New Orleans District Attorney Eddie Jordan violated civil rights law by firing dozens of white employees after taking office in 2003 and must pay more than $3.5 million in damages, says a U.S. Court of Appeals for the Fifth Circuit ruling reported by the New Orleans Times-Picayune. A few days after after becoming the city’s first black district attorney, Jordan fired dozens of longtime employees, including clerks, typists, investigators and other support staff, to make room for loyalists and others campaign workers.

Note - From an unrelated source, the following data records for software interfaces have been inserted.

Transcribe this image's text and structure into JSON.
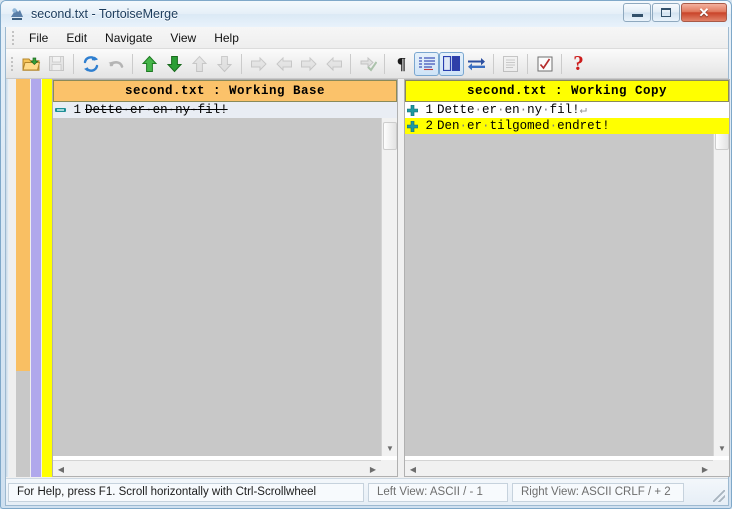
{
  "window": {
    "title": "second.txt - TortoiseMerge",
    "app_icon": "tortoisemerge-icon",
    "buttons": {
      "minimize": "minimize-button",
      "maximize": "maximize-button",
      "close_label": "✕"
    }
  },
  "menubar": {
    "items": [
      {
        "label": "File",
        "name": "menu-file"
      },
      {
        "label": "Edit",
        "name": "menu-edit"
      },
      {
        "label": "Navigate",
        "name": "menu-navigate"
      },
      {
        "label": "View",
        "name": "menu-view"
      },
      {
        "label": "Help",
        "name": "menu-help"
      }
    ]
  },
  "toolbar": {
    "items": [
      {
        "name": "open-icon",
        "enabled": true,
        "active": false
      },
      {
        "name": "save-icon",
        "enabled": false,
        "active": false
      },
      {
        "sep": true
      },
      {
        "name": "reload-icon",
        "enabled": true,
        "active": false
      },
      {
        "name": "undo-icon",
        "enabled": false,
        "active": false
      },
      {
        "sep": true
      },
      {
        "name": "prev-difference-icon",
        "enabled": true,
        "active": false
      },
      {
        "name": "next-difference-icon",
        "enabled": true,
        "active": false
      },
      {
        "name": "prev-conflict-icon",
        "enabled": false,
        "active": false
      },
      {
        "name": "next-conflict-icon",
        "enabled": false,
        "active": false
      },
      {
        "sep": true
      },
      {
        "name": "use-left-block-icon",
        "enabled": false,
        "active": false
      },
      {
        "name": "use-right-block-icon",
        "enabled": false,
        "active": false
      },
      {
        "name": "use-left-then-right-icon",
        "enabled": false,
        "active": false
      },
      {
        "name": "use-right-then-left-icon",
        "enabled": false,
        "active": false
      },
      {
        "sep": true
      },
      {
        "name": "mark-as-resolved-icon",
        "enabled": false,
        "active": false
      },
      {
        "sep": true
      },
      {
        "name": "show-whitespace-icon",
        "enabled": true,
        "active": false,
        "glyph": "¶"
      },
      {
        "name": "show-line-numbers-icon",
        "enabled": true,
        "active": true
      },
      {
        "name": "two-pane-view-icon",
        "enabled": true,
        "active": true
      },
      {
        "name": "switch-views-icon",
        "enabled": true,
        "active": false
      },
      {
        "sep": true
      },
      {
        "name": "one-pane-view-icon",
        "enabled": false,
        "active": false
      },
      {
        "sep": true
      },
      {
        "name": "apply-patch-icon",
        "enabled": true,
        "active": false
      },
      {
        "sep": true
      },
      {
        "name": "help-icon",
        "enabled": true,
        "active": false,
        "glyph": "?"
      }
    ]
  },
  "locator": {
    "columns": [
      {
        "name": "locator-left-removed",
        "color": "#f9bf63"
      },
      {
        "name": "locator-middle",
        "color": "#b0a8ec"
      },
      {
        "name": "locator-right-added",
        "color": "#ffff00"
      }
    ]
  },
  "left_pane": {
    "header": "second.txt : Working Base",
    "header_color": "#fbc26a",
    "lines": [
      {
        "marker": "removed-marker",
        "number": "1",
        "segments": [
          {
            "t": "Dette",
            "kind": "text"
          },
          {
            "t": "·",
            "kind": "ws"
          },
          {
            "t": "er",
            "kind": "text"
          },
          {
            "t": "·",
            "kind": "ws"
          },
          {
            "t": "en",
            "kind": "text"
          },
          {
            "t": "·",
            "kind": "ws"
          },
          {
            "t": "ny",
            "kind": "text"
          },
          {
            "t": "·",
            "kind": "ws"
          },
          {
            "t": "fil!",
            "kind": "text"
          }
        ],
        "style": "removed",
        "strike": true,
        "eol": ""
      }
    ]
  },
  "right_pane": {
    "header": "second.txt : Working Copy",
    "header_color": "#ffff00",
    "lines": [
      {
        "marker": "added-marker",
        "number": "1",
        "segments": [
          {
            "t": "Dette",
            "kind": "text"
          },
          {
            "t": "·",
            "kind": "ws"
          },
          {
            "t": "er",
            "kind": "text"
          },
          {
            "t": "·",
            "kind": "ws"
          },
          {
            "t": "en",
            "kind": "text"
          },
          {
            "t": "·",
            "kind": "ws"
          },
          {
            "t": "ny",
            "kind": "text"
          },
          {
            "t": "·",
            "kind": "ws"
          },
          {
            "t": "fil!",
            "kind": "text"
          }
        ],
        "style": "plain",
        "strike": false,
        "eol": "↵"
      },
      {
        "marker": "added-marker",
        "number": "2",
        "segments": [
          {
            "t": "Den",
            "kind": "text"
          },
          {
            "t": "·",
            "kind": "ws"
          },
          {
            "t": "er",
            "kind": "text"
          },
          {
            "t": "·",
            "kind": "ws"
          },
          {
            "t": "tilgomed",
            "kind": "text"
          },
          {
            "t": "·",
            "kind": "ws"
          },
          {
            "t": "endret!",
            "kind": "text"
          }
        ],
        "style": "added",
        "strike": false,
        "eol": ""
      }
    ]
  },
  "statusbar": {
    "hint": "For Help, press F1. Scroll horizontally with Ctrl-Scrollwheel",
    "left_view": "Left View: ASCII  / - 1",
    "right_view": "Right View: ASCII CRLF  / + 2"
  }
}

A 5th Circuit panel said the jury had enough evidence to determine that race was a motivating factor in firing the 43 people who later sued him. Forty-two were white and one was Hispanic. Unless Jordan persuades the 5th Circuit to review the case yet again, or becomes one of the rare cases that the U.S. Supreme Court picks up in its limited scope of purely constitutional issues, the multimillion-dollar bill comes due in about three months. Jordan must request the money from the state legislature or the City Council. Within 72 days of taking office, Jordan’s staff changed from 77 whites and 56 blacks to 27 whites and 130 blacks. The point was to staff his office with those who supported him, Jordan said, and most happened to be African-American.